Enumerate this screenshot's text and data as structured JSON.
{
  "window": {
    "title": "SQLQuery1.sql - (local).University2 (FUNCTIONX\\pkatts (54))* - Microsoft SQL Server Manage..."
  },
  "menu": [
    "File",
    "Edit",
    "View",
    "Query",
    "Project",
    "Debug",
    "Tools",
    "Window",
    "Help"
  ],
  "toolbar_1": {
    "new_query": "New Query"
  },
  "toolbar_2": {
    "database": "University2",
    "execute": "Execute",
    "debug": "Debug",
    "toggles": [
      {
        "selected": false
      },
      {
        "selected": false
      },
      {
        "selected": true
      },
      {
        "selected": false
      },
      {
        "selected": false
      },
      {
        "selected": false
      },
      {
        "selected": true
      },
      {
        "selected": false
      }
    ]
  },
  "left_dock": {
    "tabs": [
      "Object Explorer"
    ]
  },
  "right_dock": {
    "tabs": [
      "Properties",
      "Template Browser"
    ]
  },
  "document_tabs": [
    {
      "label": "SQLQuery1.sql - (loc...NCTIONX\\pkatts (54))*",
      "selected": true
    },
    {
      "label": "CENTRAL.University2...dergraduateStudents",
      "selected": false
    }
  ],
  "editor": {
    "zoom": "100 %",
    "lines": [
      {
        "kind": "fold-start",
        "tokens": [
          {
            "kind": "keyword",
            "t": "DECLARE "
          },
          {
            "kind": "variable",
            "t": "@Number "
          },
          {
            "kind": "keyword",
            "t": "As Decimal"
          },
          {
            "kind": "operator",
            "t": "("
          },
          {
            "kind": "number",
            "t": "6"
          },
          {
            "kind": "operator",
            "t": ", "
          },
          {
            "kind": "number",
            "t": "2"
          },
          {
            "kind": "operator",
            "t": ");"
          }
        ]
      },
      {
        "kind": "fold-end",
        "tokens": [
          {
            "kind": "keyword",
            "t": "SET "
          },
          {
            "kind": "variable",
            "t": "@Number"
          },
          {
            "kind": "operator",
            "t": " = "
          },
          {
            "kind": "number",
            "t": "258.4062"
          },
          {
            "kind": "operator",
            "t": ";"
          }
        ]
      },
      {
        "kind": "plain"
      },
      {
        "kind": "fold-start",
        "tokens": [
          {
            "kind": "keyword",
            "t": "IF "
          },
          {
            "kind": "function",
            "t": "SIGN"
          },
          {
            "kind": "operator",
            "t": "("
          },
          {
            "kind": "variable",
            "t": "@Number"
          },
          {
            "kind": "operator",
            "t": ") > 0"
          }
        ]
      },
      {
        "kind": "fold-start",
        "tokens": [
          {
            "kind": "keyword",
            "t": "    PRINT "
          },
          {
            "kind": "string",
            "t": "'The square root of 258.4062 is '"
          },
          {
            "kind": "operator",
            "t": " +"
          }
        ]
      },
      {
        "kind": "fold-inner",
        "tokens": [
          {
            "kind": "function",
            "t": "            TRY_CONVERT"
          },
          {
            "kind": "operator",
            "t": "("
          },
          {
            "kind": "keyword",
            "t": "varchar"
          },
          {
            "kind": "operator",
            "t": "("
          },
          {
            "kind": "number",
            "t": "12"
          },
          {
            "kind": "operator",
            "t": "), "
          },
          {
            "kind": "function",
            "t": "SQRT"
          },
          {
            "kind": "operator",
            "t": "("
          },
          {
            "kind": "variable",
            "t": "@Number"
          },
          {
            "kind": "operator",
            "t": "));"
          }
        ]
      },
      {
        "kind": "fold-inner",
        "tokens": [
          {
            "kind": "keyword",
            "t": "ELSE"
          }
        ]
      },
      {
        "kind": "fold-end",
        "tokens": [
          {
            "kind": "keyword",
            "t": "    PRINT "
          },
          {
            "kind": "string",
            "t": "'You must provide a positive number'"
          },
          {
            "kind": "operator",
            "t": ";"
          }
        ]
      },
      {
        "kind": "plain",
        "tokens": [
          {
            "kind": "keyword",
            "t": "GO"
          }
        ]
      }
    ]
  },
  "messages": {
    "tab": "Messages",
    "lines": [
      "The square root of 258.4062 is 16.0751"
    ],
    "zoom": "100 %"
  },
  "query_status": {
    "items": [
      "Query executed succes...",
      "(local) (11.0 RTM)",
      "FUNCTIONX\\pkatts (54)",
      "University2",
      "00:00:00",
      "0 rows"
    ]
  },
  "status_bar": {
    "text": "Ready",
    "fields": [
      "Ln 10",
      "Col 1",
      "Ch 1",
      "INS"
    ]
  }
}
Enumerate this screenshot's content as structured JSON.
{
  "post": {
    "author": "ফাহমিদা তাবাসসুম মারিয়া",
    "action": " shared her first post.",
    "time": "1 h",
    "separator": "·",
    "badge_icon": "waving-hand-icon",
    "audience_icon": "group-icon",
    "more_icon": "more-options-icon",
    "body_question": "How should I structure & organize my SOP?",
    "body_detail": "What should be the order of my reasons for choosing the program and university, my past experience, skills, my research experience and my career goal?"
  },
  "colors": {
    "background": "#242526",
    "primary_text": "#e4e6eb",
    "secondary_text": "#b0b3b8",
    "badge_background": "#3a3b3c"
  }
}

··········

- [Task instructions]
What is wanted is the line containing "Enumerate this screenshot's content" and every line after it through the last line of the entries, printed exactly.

- [Solution to this task]
Enumerate this screenshot's content as structured JSON.
{
  "post": {
    "author": "ফাহমিদা তাবাসসুম মারিয়া",
    "action": " shared her first post.",
    "time": "1 h",
    "separator": "·",
    "badge_icon": "waving-hand-icon",
    "audience_icon": "group-icon",
    "more_icon": "more-options-icon",
    "body_question": "How should I structure & organize my SOP?",
    "body_detail": "What should be the order of my reasons for choosing the program and university, my past experience, skills, my research experience and my career goal?"
  },
  "colors": {
    "background": "#242526",
    "primary_text": "#e4e6eb",
    "secondary_text": "#b0b3b8",
    "badge_background": "#3a3b3c"
  }
}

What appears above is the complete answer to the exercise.